The microphone in a Windows computer is accessible to most applications running on the device at all times and completely without security limitations. Information gathered from recorded audio conversations taking place in the surrounding area of a compromised computer can be used for social engineering, blackmail, or any number of other reasons.
After a hacker has created a payload, then established a backdoor on a vulnerable Windows 10 computer, they can use Metasploit's meterpreter to perform a number of different attacks, such as capturing screenshots and keystrokes, stealing passwords, and locating deleted files. In this case, we'll be showing how a hacker can tap into their victim's microphone for some easy eavesdropping.
The microphones built into laptop computers can be used by processes and services running on a Windows computer without any security considerations. This allows hackers to easily abuse Windows' inherent trust in third-party applications and collect audio recordings using the microphone of a compromised computer.
Metasploit has a record_mic module built into the framework which can be used to create audio recordings from a compromised computer.
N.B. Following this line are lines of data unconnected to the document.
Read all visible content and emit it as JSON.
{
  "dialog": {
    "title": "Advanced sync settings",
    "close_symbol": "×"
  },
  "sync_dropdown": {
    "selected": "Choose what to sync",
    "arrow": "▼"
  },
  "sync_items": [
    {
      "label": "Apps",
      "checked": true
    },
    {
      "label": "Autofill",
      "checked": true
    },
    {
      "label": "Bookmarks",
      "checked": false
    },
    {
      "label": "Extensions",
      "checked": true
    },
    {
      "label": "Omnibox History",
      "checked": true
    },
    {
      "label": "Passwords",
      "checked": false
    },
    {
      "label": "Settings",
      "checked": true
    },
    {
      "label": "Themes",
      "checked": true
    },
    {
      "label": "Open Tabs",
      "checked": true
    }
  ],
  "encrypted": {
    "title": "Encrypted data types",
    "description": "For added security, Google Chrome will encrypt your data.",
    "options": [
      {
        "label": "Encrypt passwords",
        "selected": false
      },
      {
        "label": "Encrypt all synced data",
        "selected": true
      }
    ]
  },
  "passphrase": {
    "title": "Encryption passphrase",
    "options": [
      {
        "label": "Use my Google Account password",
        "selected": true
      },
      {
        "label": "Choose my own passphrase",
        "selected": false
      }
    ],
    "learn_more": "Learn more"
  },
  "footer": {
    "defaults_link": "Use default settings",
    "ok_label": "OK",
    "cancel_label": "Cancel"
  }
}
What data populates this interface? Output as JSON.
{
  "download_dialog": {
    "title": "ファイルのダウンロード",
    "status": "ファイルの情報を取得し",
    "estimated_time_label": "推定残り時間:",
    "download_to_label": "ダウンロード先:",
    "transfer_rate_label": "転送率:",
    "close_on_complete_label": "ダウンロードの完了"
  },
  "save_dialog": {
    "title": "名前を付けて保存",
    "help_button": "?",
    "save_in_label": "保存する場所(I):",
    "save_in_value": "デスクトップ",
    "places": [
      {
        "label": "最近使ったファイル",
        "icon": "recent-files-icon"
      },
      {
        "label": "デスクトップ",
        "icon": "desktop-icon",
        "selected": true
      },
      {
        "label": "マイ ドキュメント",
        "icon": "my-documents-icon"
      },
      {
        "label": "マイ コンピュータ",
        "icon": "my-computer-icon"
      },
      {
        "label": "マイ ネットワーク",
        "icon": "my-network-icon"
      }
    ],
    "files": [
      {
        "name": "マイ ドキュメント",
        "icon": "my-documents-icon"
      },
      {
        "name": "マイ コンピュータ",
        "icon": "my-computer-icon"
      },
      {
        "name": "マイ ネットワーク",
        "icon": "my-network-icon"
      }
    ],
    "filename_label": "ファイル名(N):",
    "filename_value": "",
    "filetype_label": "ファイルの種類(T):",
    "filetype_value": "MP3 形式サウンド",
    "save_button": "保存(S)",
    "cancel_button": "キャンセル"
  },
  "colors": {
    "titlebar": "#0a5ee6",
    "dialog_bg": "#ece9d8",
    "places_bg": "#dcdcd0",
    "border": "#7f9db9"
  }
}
To start using the record_mic module, type the below command.
The available module options can be viewed using the options command.
The DURATION option defines the length of the audio recording captured through the target's microphone. The set command can be used to configure the duration of the audio in seconds.
set DURATION 30
Next, a SESSION ID will need to be specified in the module options. The sessions command can be used to view the available compromised devices.
Set the SESSION ID using the below command.
set SESSION 1
With the options now set, the run command can be used to start recording audio on the target computer.
The msf shell will report the progress of the recording as it's happening. When complete, the audio file will be automatically saved to the /root/.msf4/loot/ directory using the WAV audio format.
Use Python3 to create a simple HTTP web server on port 8080, using the below command. The -m argument calls the "http.server" Python3 module, while 8080 is the port opened and used to host the web server.
python3 -m http.server 8080
While the Python3 server is acting as a temporary web server, the msf terminal will not be usable. However, it will then be possible to view audio files from any web browser in the world by entering the IP address of the VPS into a browser search bar and appending the port number (8080) to the VPS's IP with a colon.
The Python3 web server can be terminated by pressing Ctrl + C on the keyboard.
Most web browsers don't play WAV audio files by default, so the files will need to be saved locally and listened to using an audio player found in Kali. Audacity is a popular audio player available in the Kali repositories and can be installed using the below command.
sudo apt-get install audacity
After Audacity is installed, right-clicking on downloaded WAV files and opening them with Audacity will allow attackers to hear the recorded audio.
If your Windows computer has been infested with a backdoor like we've done, then you can see how easy it is for hackers to listen to everything you're saying. While they can't hear it live, they can listen to the recordings whenever they want and do whatever they want with them. To keep this from happening:
- Use AppArmor. Security designed into Linux operating systems like Ubuntu can blacklist certain applications from accessing specified parts of the computer. Opening a malicious PDF when the PDF viewer application doesn't have access to the microphone may help prevent such attacks.
- Use Qubes. Qubes exercises security by compartmentalization. This allows users to separate the various parts of their digital activities into securely isolated compartments. Qubes is possibly the most secure desktop operating system available. Native Windows users may find it difficult to use at first, but if OS security is a priority, Qubes will prove to be an adequate solution.
- Physically remove the microphone. If the microphone isn't absolutely required and security is vital, this might be a desirable option.
- Protect your computer against backdoors. While all of the above is helpful when you're already backdoored, the best thing to do is make sure you're not exploited in the first place.
It’s Black Friday week in the Null Byte shop! If you’ve been wanting to improve your skill set in hacker- and cybersecurity-geared topics such as Python, Raspberry Pi, and Linux, now’s the time. We’ve got huge sales on online courses, and we’ve outlined 13 favorites you won’t want to miss. Check them out!